:: MATERIAL FOR THIS TASK ::

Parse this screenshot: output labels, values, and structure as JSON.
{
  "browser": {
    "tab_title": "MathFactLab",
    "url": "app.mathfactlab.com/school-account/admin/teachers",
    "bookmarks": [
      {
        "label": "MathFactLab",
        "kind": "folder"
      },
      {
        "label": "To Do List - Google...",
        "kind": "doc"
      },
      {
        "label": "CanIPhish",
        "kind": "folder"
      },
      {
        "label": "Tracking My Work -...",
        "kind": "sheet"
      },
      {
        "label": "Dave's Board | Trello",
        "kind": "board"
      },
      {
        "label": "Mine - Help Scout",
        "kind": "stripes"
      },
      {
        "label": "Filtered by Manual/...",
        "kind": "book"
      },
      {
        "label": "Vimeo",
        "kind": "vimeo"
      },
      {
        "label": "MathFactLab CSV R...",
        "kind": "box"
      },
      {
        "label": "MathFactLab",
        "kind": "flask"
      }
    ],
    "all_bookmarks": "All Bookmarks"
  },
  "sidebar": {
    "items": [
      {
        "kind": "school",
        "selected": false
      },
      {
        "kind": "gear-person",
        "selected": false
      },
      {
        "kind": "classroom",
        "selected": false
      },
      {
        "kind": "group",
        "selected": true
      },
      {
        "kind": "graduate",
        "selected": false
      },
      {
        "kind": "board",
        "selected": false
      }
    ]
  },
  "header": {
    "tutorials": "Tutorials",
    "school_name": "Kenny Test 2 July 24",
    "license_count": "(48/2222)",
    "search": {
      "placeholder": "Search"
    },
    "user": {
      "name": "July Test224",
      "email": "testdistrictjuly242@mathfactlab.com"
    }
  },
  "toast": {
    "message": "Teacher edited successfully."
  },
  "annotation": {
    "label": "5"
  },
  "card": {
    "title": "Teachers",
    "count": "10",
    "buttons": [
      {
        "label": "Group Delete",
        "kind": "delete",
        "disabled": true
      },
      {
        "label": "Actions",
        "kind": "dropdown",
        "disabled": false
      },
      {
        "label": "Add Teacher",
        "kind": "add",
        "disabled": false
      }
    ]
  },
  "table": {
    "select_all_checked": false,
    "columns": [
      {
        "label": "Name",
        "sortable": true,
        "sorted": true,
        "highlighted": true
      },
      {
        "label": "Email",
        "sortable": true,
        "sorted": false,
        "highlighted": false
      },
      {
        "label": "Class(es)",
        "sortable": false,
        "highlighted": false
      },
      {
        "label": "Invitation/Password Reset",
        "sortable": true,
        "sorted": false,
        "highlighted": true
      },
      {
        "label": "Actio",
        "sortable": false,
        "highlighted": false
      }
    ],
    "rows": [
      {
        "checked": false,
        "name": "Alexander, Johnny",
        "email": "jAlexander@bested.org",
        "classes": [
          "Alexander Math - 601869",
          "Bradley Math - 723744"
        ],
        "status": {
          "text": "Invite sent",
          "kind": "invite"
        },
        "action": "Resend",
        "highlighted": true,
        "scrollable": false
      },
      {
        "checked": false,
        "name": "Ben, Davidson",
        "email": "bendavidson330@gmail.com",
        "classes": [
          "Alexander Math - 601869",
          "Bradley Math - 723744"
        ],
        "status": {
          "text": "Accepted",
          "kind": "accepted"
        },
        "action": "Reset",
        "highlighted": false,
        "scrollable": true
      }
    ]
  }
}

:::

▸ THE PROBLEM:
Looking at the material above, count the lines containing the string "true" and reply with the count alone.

▸ OUTPUT OF THE EXERCISE:
10